(5) Schoenfeld B. Does Cardio After an Overnight Fast Maximize Fat Loss? Journal of Strength and Conditioning Research. 33(1), 2011.
(6) Coffey VG, Pilegaard H, Garnham AP, OíBrien BJ and Hawley JA. Consecutive bouts of diverse contractile activity alter acute responses in human skeletal muscle. Journal of Applied Physiology. 106:1187-1197, 2009.
(7) Ogasawara R, Sato K, Matsutani K, Nakazato K and Fujita S. The order of concurrent endurance and resistance exercise modifies mTOR signalling and protein synthesis in rat skeletal muscle. American Journal of Physiology: Endocrinology and Metabolism. 306:1155-1162, 2014.
(8) Camera DM, West DWD, Philips SM, Rerecich T, Stellingwerff T, Hawley JA and Coffey VG. Protein Ingestion Increases Myofibrillar Protein Synthesis after Concurrent Exercise. Medicine and Science in Sports and Exercise. E-pub ahead of print. 2014

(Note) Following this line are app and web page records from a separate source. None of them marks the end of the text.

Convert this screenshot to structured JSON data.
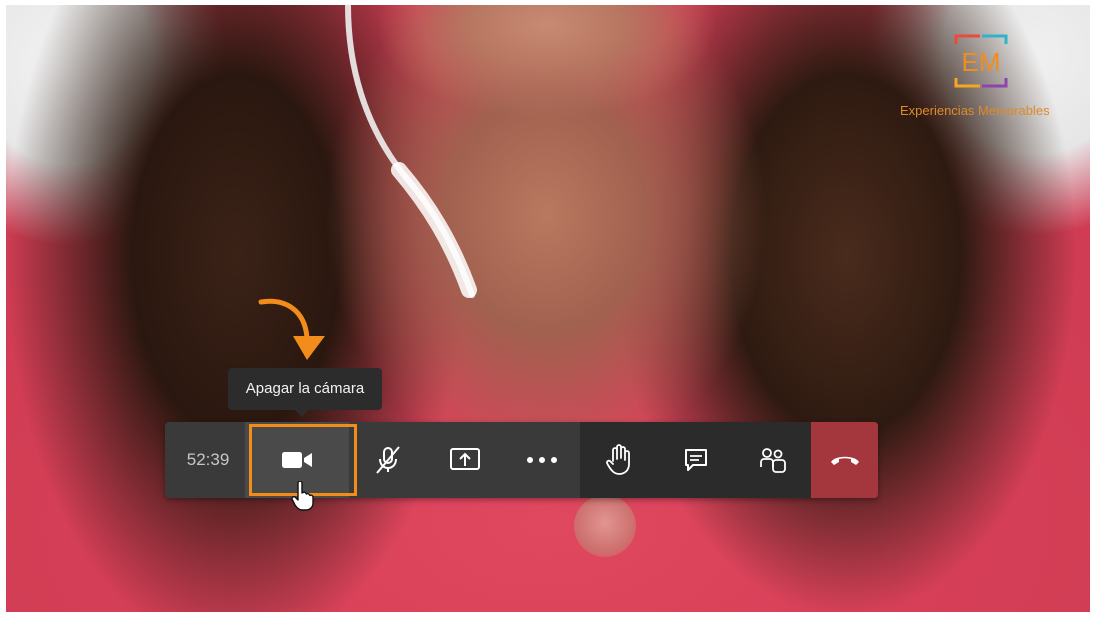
{
  "brand": {
    "logo_initials": "EM",
    "name": "Experiencias Memorables",
    "accent_color": "#f28c1a"
  },
  "tooltip": {
    "text": "Apagar la cámara"
  },
  "toolbar": {
    "timer": "52:39",
    "buttons": [
      {
        "id": "camera",
        "icon": "video-camera-icon",
        "state": "on"
      },
      {
        "id": "microphone",
        "icon": "microphone-muted-icon",
        "state": "muted"
      },
      {
        "id": "share",
        "icon": "share-screen-icon"
      },
      {
        "id": "more",
        "icon": "more-options-icon"
      },
      {
        "id": "raise-hand",
        "icon": "raise-hand-icon"
      },
      {
        "id": "chat",
        "icon": "chat-icon"
      },
      {
        "id": "participants",
        "icon": "participants-icon"
      },
      {
        "id": "hang-up",
        "icon": "hang-up-icon",
        "color": "#a4373e"
      }
    ]
  },
  "annotations": {
    "highlight_color": "#f28c1a",
    "arrow_color": "#f28c1a"
  }
}
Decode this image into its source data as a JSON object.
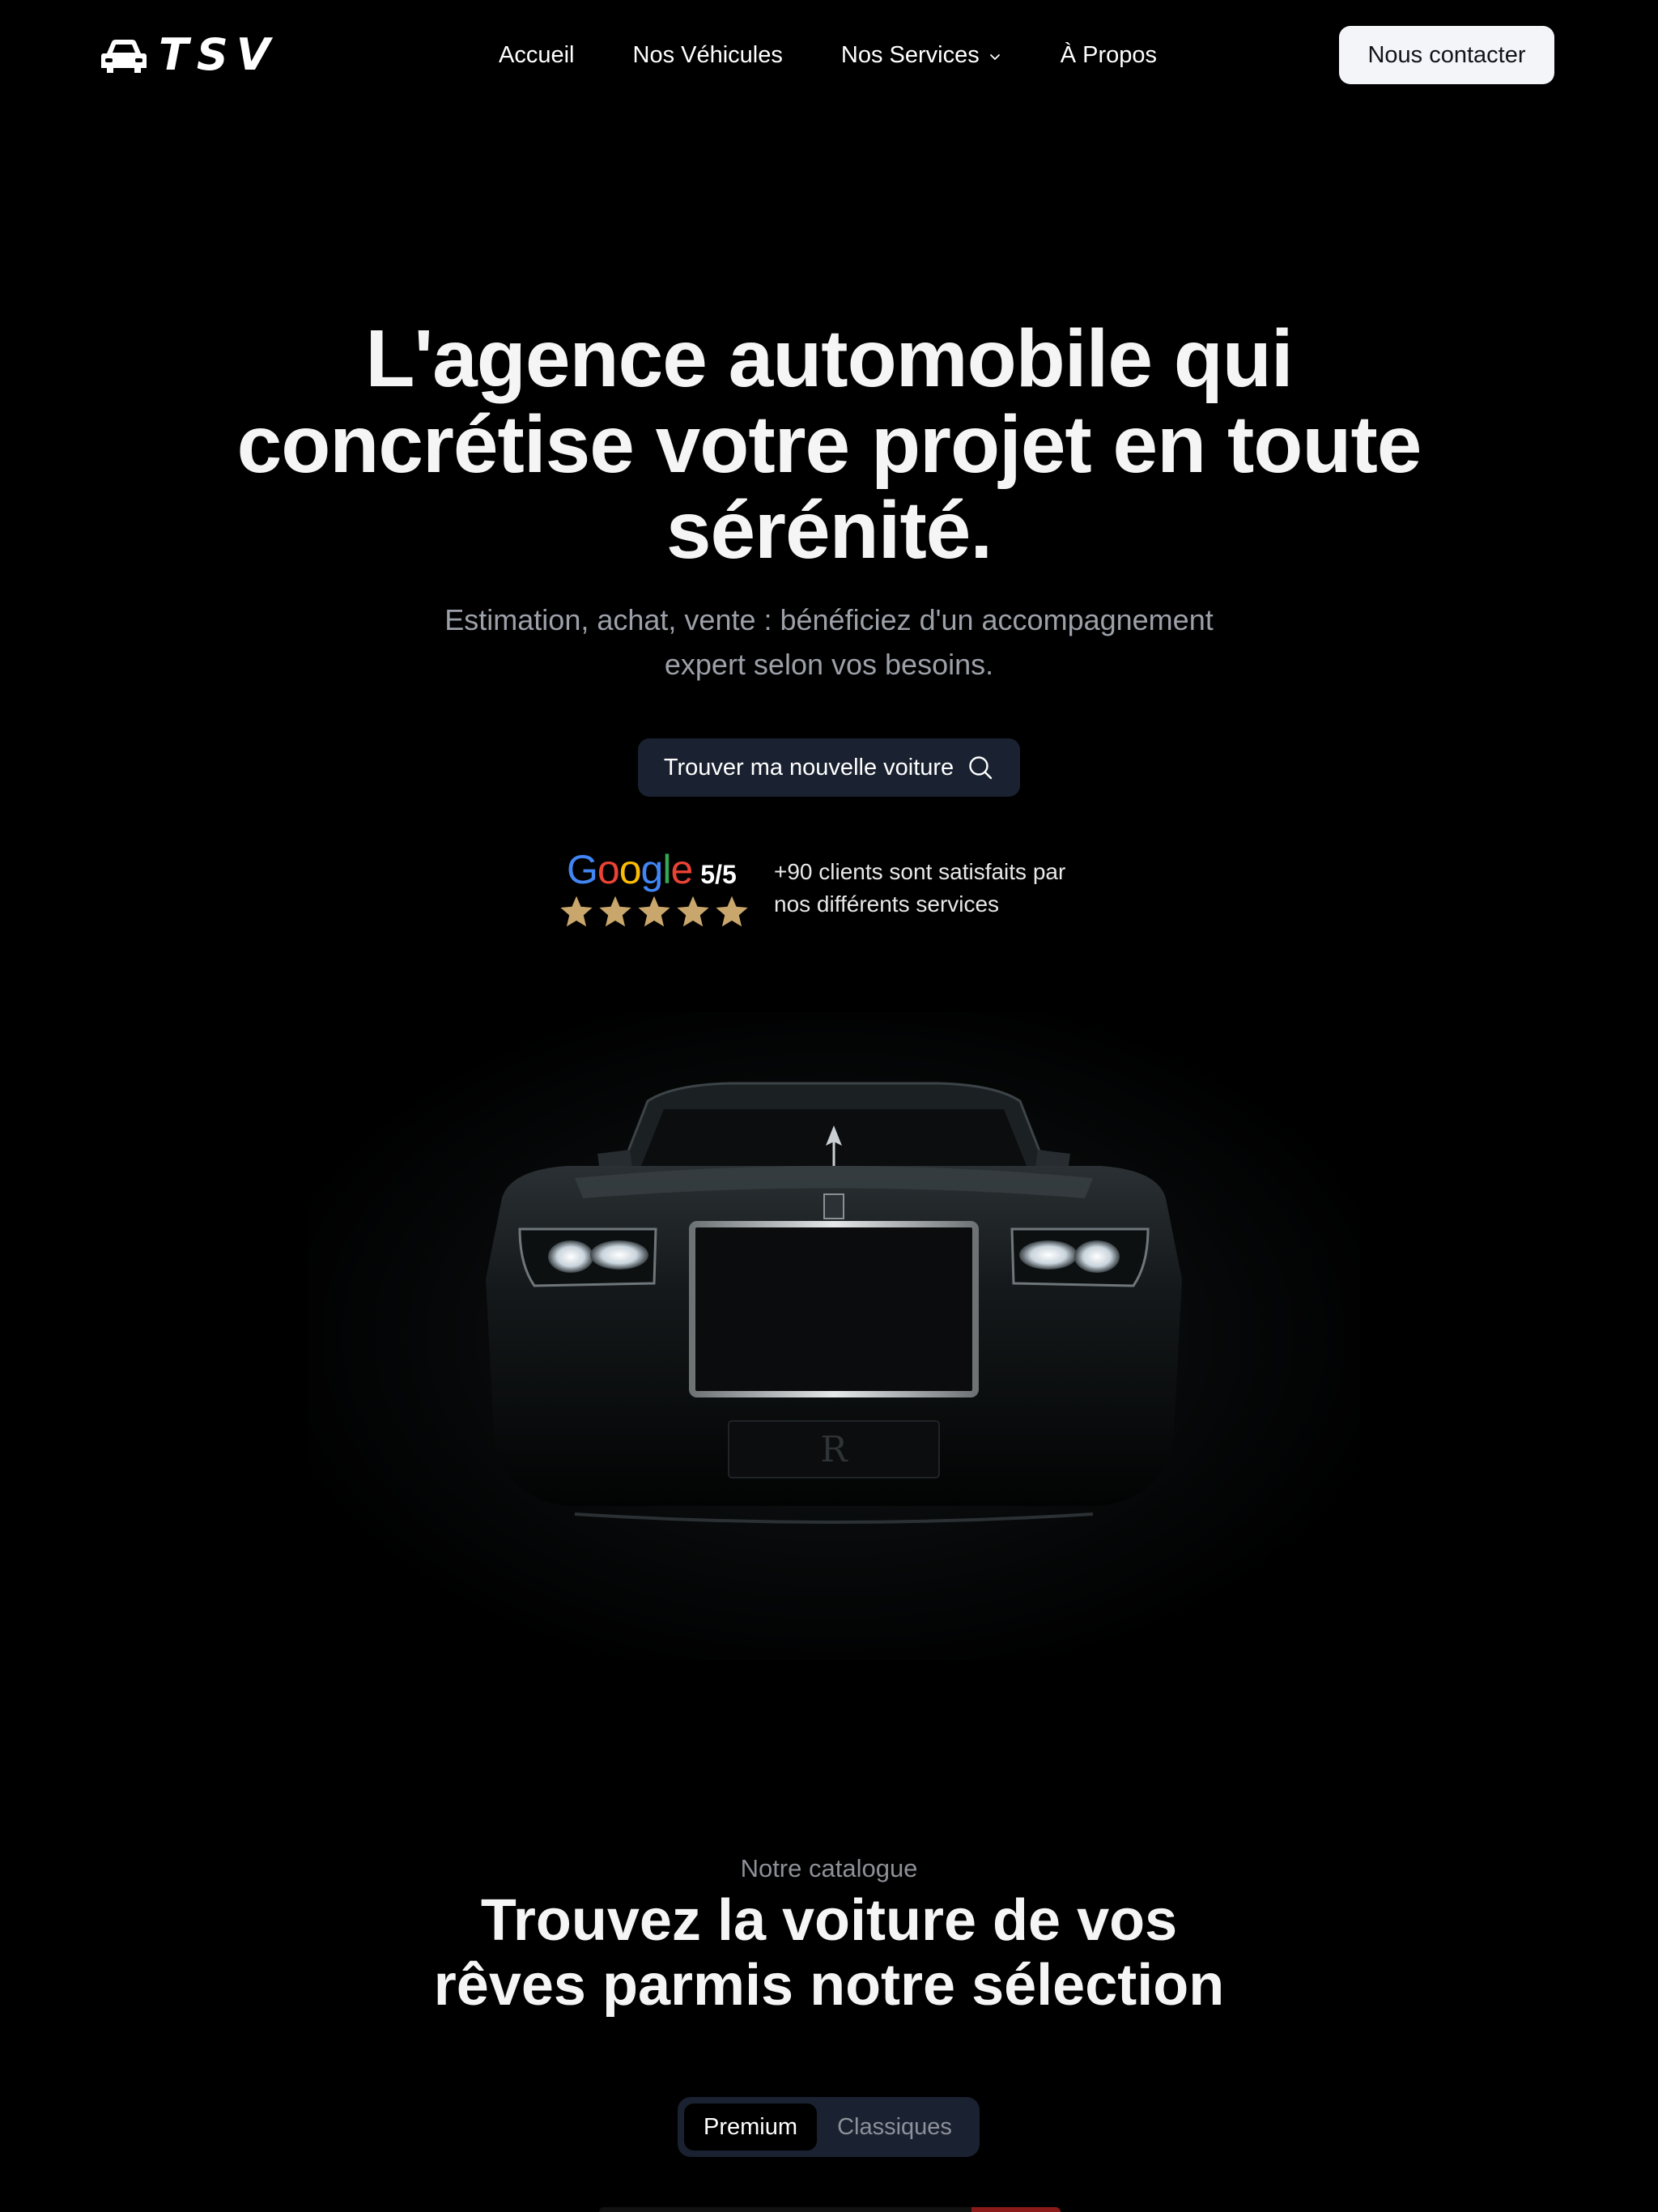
{
  "nav": {
    "logo_text": "TSV",
    "links": [
      {
        "label": "Accueil"
      },
      {
        "label": "Nos Véhicules"
      },
      {
        "label": "Nos Services"
      },
      {
        "label": "À Propos"
      }
    ],
    "contact_label": "Nous contacter"
  },
  "hero": {
    "title_line1": "L'agence automobile qui",
    "title_line2": "concrétise votre projet en toute",
    "title_line3": "sérénité.",
    "subtitle_line1": "Estimation, achat, vente : bénéficiez d'un accompagnement",
    "subtitle_line2": "expert selon vos besoins.",
    "cta_label": "Trouver ma nouvelle voiture",
    "cta_icon": "search-icon"
  },
  "rating": {
    "provider": "Google",
    "score": "5/5",
    "stars": 5,
    "text_line1": "+90 clients sont satisfaits par",
    "text_line2": "nos différents services",
    "star_color": "#c9a66b"
  },
  "catalogue": {
    "eyebrow": "Notre catalogue",
    "title_line1": "Trouvez la voiture de vos",
    "title_line2": "rêves parmis notre sélection",
    "tabs": [
      {
        "label": "Premium",
        "active": true
      },
      {
        "label": "Classiques",
        "active": false
      }
    ]
  },
  "colors": {
    "background": "#000000",
    "cta_bg": "#1a2130",
    "contact_bg": "#f3f5f9"
  }
}
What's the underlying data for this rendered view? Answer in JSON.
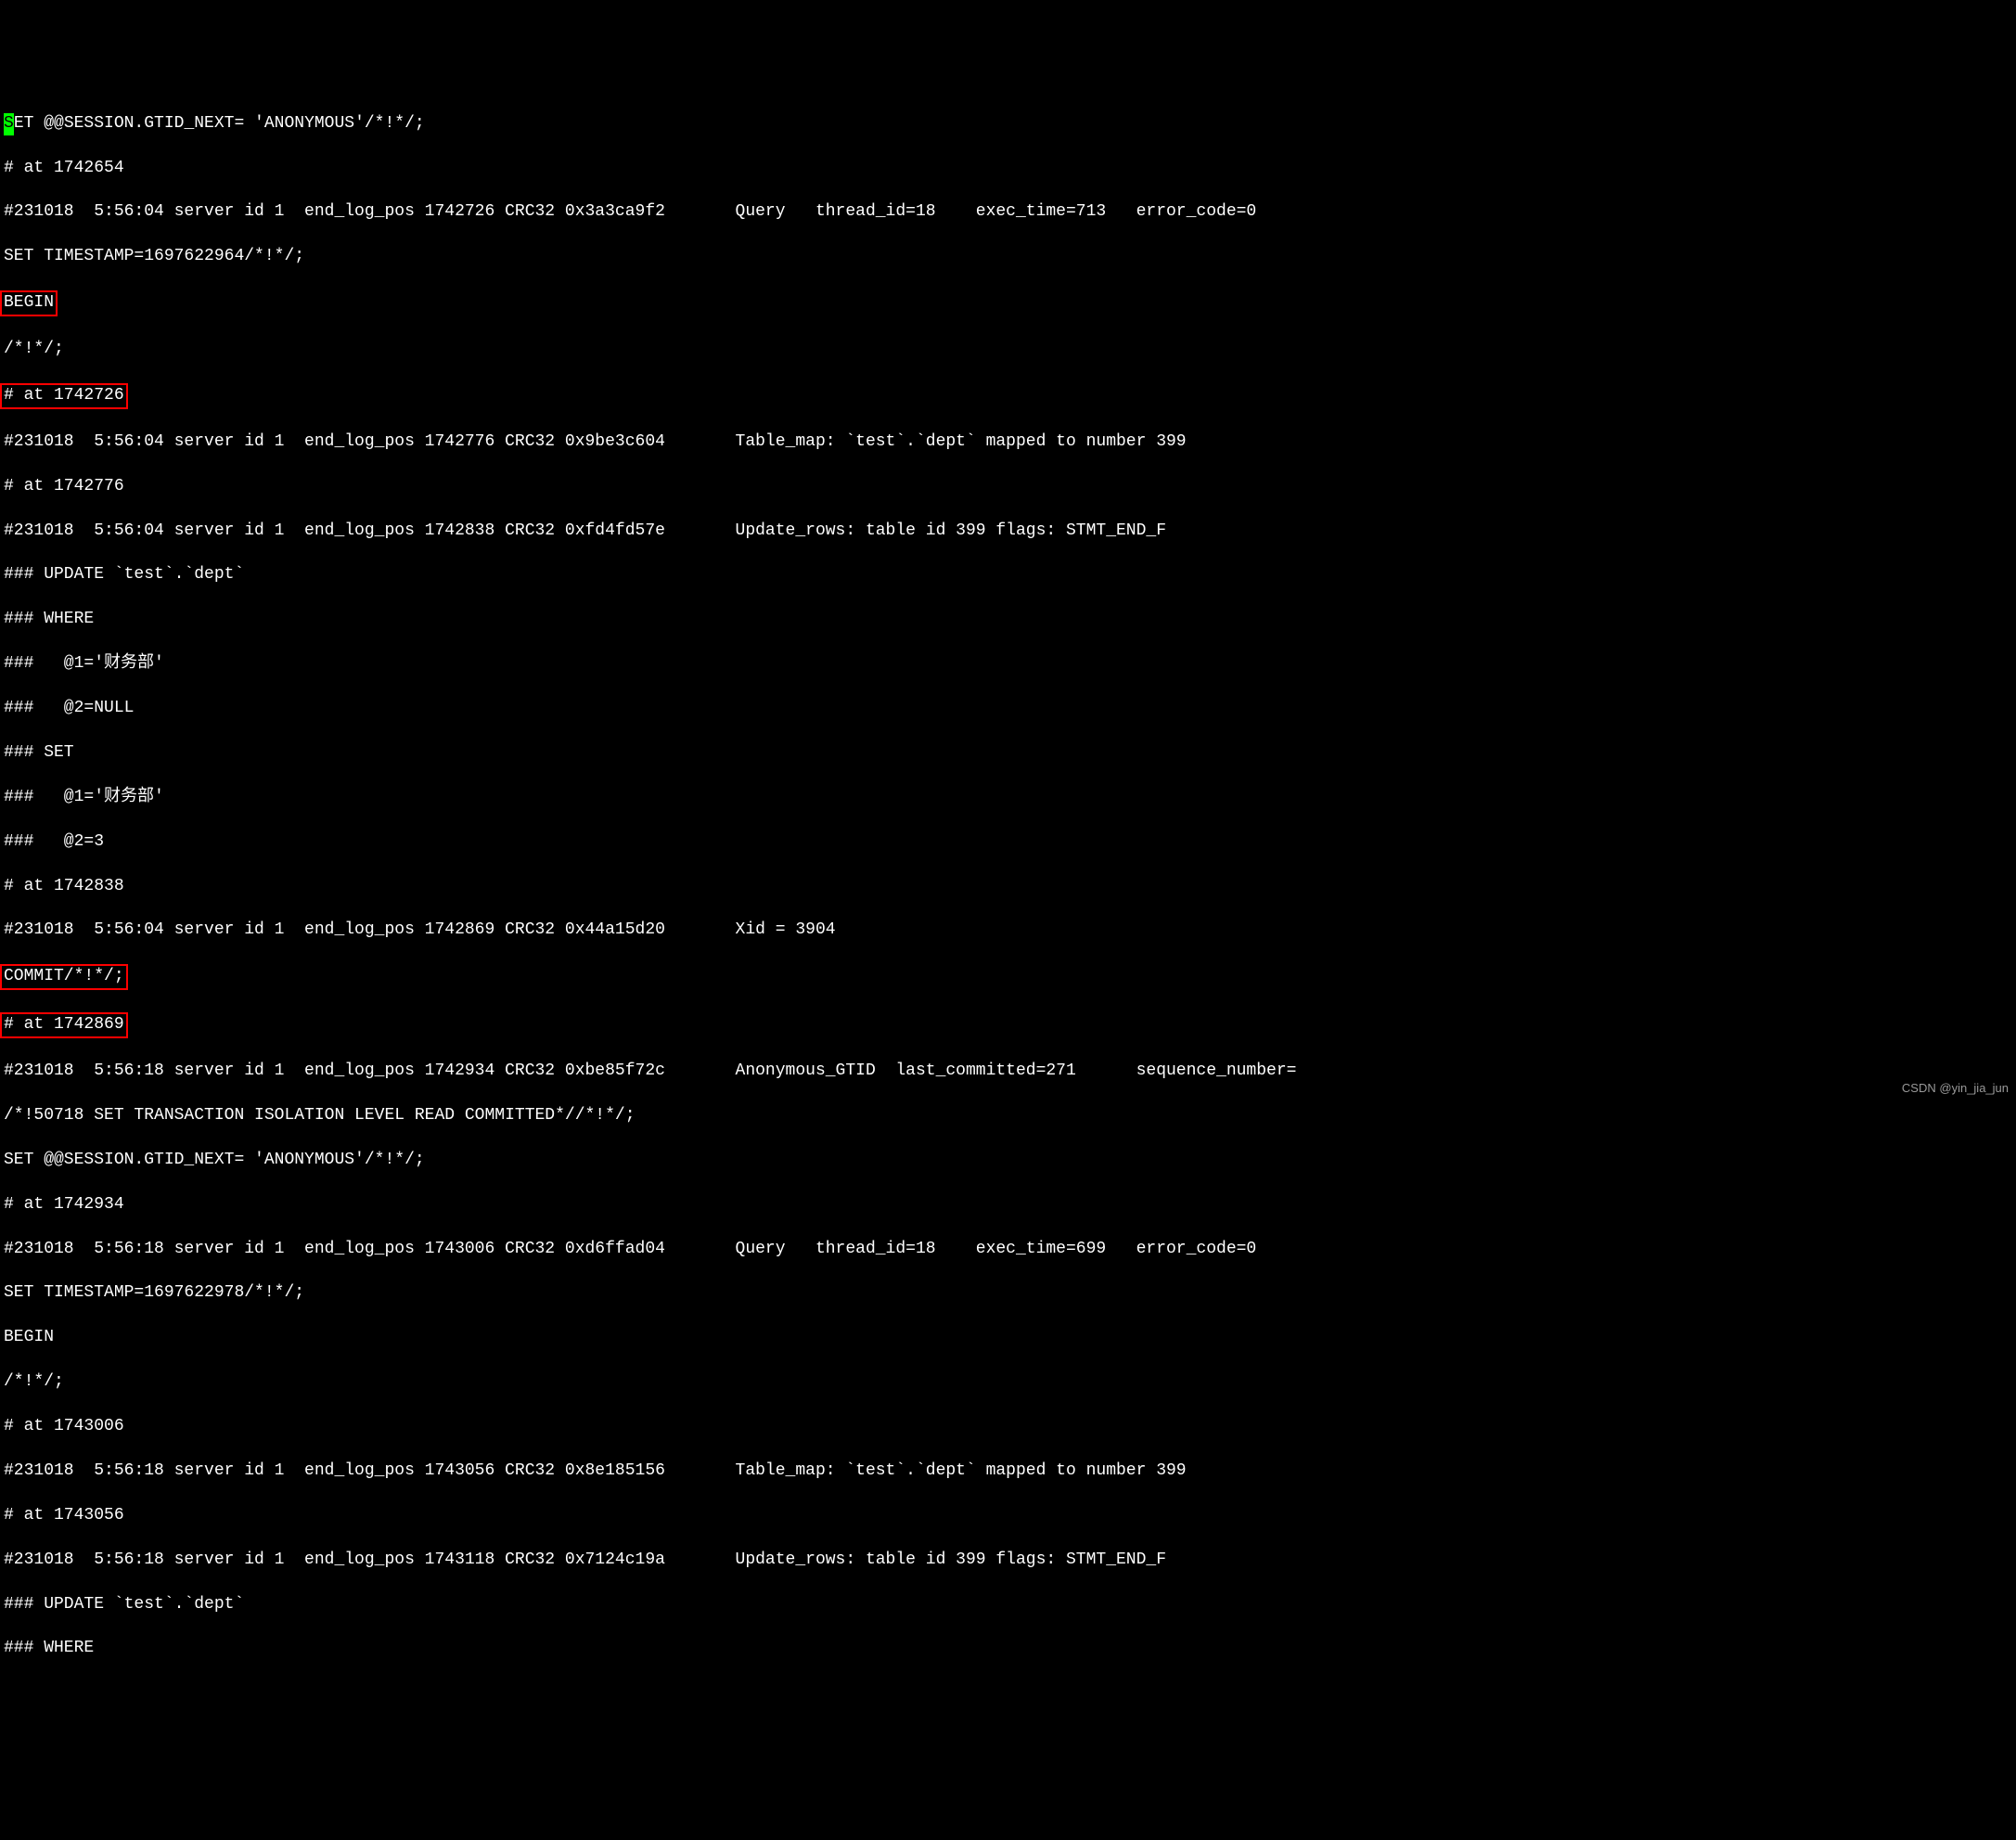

(9) Davitt PM, Pellegrino JK, Schanzer JR, Tjionas IH and Arent SM. The Effects of a Combined Resistance Training and Endurance Exercise Program in Inactive College Females: Does Order Matter? Journal of Strength and Conditioning Research. 28(7): 1936-45, 2014.